BEGIN SUPPLIED DATA

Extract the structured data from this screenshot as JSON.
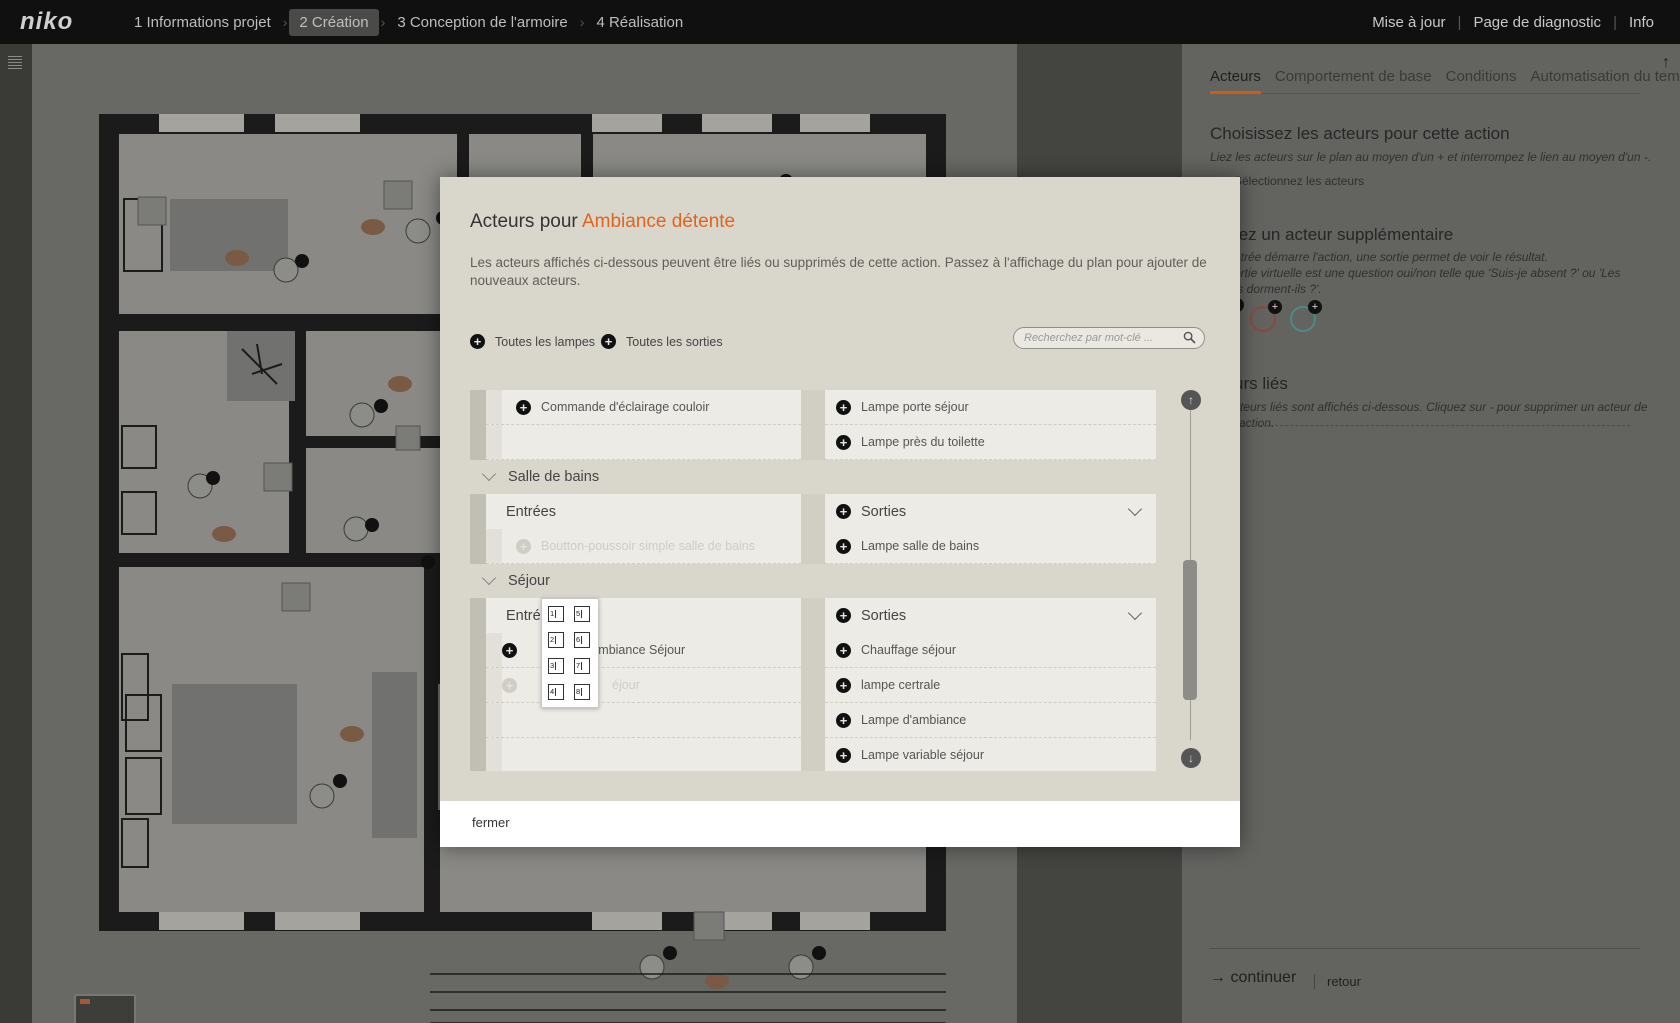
{
  "topbar": {
    "logo": "niko",
    "steps": [
      "1 Informations projet",
      "2 Création",
      "3 Conception de l'armoire",
      "4 Réalisation"
    ],
    "active_step": 1,
    "links": [
      "Mise à jour",
      "Page de diagnostic",
      "Info"
    ]
  },
  "rightpanel": {
    "tabs": [
      "Acteurs",
      "Comportement de base",
      "Conditions",
      "Automatisation du temps"
    ],
    "heading1": "Choisissez les acteurs pour cette action",
    "text1": "Liez les acteurs sur le plan au moyen d'un + et interrompez le lien au moyen d'un -.",
    "text1b": "Sélectionnez les acteurs",
    "heading2": "tez un acteur supplémentaire",
    "text2": "ntrée démarre l'action, une sortie permet de voir le résultat.",
    "text2b": "ortie virtuelle est une question oui/non telle que 'Suis-je absent ?' ou 'Les",
    "text2c": "ts dorment-ils ?'.",
    "heading3": "urs liés",
    "text3": "cteurs liés sont affichés ci-dessous. Cliquez sur - pour supprimer un acteur de l'action.",
    "continue": "continuer",
    "back": "retour"
  },
  "dialog": {
    "title_prefix": "Acteurs pour",
    "title_highlight": "Ambiance détente",
    "accent_color": "#e0641e",
    "description": "Les acteurs affichés ci-dessous peuvent être liés ou supprimés de cette action. Passez à l'affichage du plan pour ajouter de nouveaux acteurs.",
    "all_lamps": "Toutes les lampes",
    "all_outputs": "Toutes les sorties",
    "search_placeholder": "Recherchez par mot-clé ...",
    "close": "fermer",
    "list": {
      "r0_left": "Commande d'éclairage couloir",
      "r0_right": "Lampe porte séjour",
      "r1_right": "Lampe près du toilette",
      "sec1": "Salle de bains",
      "sec1_inputs": "Entrées",
      "sec1_outputs": "Sorties",
      "sec1_r0_left": "Boutton-poussoir simple salle de bains",
      "sec1_r0_right": "Lampe salle de bains",
      "sec2": "Séjour",
      "sec2_inputs": "Entré",
      "sec2_outputs": "Sorties",
      "sec2_r0_left": "d'ambiance Séjour",
      "sec2_r0_right": "Chauffage séjour",
      "sec2_r1_left": "éjour",
      "sec2_r1_right": "lampe certrale",
      "sec2_r2_right": "Lampe d'ambiance",
      "sec2_r3_right": "Lampe variable séjour"
    },
    "popup": [
      "1",
      "5",
      "2",
      "6",
      "3",
      "7",
      "4",
      "8"
    ]
  }
}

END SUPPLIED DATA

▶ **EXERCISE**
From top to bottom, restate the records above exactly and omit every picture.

▶ **SOLUTION TO THIS PROBLEM**
Extract the structured data from this screenshot as JSON.
{
  "topbar": {
    "logo": "niko",
    "steps": [
      "1 Informations projet",
      "2 Création",
      "3 Conception de l'armoire",
      "4 Réalisation"
    ],
    "active_step": 1,
    "links": [
      "Mise à jour",
      "Page de diagnostic",
      "Info"
    ]
  },
  "rightpanel": {
    "tabs": [
      "Acteurs",
      "Comportement de base",
      "Conditions",
      "Automatisation du temps"
    ],
    "heading1": "Choisissez les acteurs pour cette action",
    "text1": "Liez les acteurs sur le plan au moyen d'un + et interrompez le lien au moyen d'un -.",
    "text1b": "Sélectionnez les acteurs",
    "heading2": "tez un acteur supplémentaire",
    "text2": "ntrée démarre l'action, une sortie permet de voir le résultat.",
    "text2b": "ortie virtuelle est une question oui/non telle que 'Suis-je absent ?' ou 'Les",
    "text2c": "ts dorment-ils ?'.",
    "heading3": "urs liés",
    "text3": "cteurs liés sont affichés ci-dessous. Cliquez sur - pour supprimer un acteur de l'action.",
    "continue": "continuer",
    "back": "retour"
  },
  "dialog": {
    "title_prefix": "Acteurs pour",
    "title_highlight": "Ambiance détente",
    "accent_color": "#e0641e",
    "description": "Les acteurs affichés ci-dessous peuvent être liés ou supprimés de cette action. Passez à l'affichage du plan pour ajouter de nouveaux acteurs.",
    "all_lamps": "Toutes les lampes",
    "all_outputs": "Toutes les sorties",
    "search_placeholder": "Recherchez par mot-clé ...",
    "close": "fermer",
    "list": {
      "r0_left": "Commande d'éclairage couloir",
      "r0_right": "Lampe porte séjour",
      "r1_right": "Lampe près du toilette",
      "sec1": "Salle de bains",
      "sec1_inputs": "Entrées",
      "sec1_outputs": "Sorties",
      "sec1_r0_left": "Boutton-poussoir simple salle de bains",
      "sec1_r0_right": "Lampe salle de bains",
      "sec2": "Séjour",
      "sec2_inputs": "Entré",
      "sec2_outputs": "Sorties",
      "sec2_r0_left": "d'ambiance Séjour",
      "sec2_r0_right": "Chauffage séjour",
      "sec2_r1_left": "éjour",
      "sec2_r1_right": "lampe certrale",
      "sec2_r2_right": "Lampe d'ambiance",
      "sec2_r3_right": "Lampe variable séjour"
    },
    "popup": [
      "1",
      "5",
      "2",
      "6",
      "3",
      "7",
      "4",
      "8"
    ]
  }
}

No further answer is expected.